Lines of the listing below that contain the string "getMaterial" are to be returned.

> **Information shown**

———

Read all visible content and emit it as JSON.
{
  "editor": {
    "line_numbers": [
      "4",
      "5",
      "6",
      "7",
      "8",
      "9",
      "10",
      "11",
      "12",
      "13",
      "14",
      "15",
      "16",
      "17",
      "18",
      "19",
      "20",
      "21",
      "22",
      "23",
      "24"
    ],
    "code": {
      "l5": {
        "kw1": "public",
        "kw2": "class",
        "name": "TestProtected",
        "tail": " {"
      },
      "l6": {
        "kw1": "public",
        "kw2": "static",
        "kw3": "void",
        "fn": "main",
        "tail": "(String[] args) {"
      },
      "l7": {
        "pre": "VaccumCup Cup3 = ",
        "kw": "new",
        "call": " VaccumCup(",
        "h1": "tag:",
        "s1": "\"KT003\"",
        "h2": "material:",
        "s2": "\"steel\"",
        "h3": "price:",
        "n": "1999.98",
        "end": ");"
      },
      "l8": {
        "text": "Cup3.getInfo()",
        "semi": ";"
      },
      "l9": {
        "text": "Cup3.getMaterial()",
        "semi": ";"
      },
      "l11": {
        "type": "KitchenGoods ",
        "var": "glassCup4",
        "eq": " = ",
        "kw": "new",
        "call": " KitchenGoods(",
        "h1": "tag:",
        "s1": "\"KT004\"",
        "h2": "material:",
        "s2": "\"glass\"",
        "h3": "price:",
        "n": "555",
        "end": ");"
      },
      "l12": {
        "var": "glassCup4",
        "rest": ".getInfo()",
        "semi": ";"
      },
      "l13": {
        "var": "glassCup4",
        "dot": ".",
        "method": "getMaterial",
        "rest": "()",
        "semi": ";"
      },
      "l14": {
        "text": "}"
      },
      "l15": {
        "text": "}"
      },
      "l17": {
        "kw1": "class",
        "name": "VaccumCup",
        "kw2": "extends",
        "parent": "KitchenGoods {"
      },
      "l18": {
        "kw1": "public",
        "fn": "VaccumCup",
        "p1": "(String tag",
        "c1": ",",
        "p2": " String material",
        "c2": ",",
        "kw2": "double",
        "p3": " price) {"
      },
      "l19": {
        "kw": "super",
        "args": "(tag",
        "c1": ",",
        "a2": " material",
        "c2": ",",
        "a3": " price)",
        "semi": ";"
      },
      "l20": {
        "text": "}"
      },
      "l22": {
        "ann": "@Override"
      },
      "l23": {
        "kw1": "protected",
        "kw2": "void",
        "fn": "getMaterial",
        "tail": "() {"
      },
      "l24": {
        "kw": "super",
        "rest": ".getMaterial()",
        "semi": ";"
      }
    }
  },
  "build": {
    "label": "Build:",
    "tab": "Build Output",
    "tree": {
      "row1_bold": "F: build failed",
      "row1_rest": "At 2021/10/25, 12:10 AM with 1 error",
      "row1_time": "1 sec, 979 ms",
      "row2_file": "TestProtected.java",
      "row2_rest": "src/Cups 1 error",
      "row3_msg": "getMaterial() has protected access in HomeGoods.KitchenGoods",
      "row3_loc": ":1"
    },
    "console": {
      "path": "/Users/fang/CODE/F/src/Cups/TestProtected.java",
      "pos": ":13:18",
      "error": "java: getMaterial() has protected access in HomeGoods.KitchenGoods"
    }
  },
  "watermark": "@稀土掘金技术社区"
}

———

> **Answer**
        "text": "Cup3.getMaterial()",
        "method": "getMaterial",
        "fn": "getMaterial",
        "rest": ".getMaterial()",
      "row3_msg": "getMaterial() has protected access in HomeGoods.KitchenGoods",
      "error": "java: getMaterial() has protected access in HomeGoods.KitchenGoods"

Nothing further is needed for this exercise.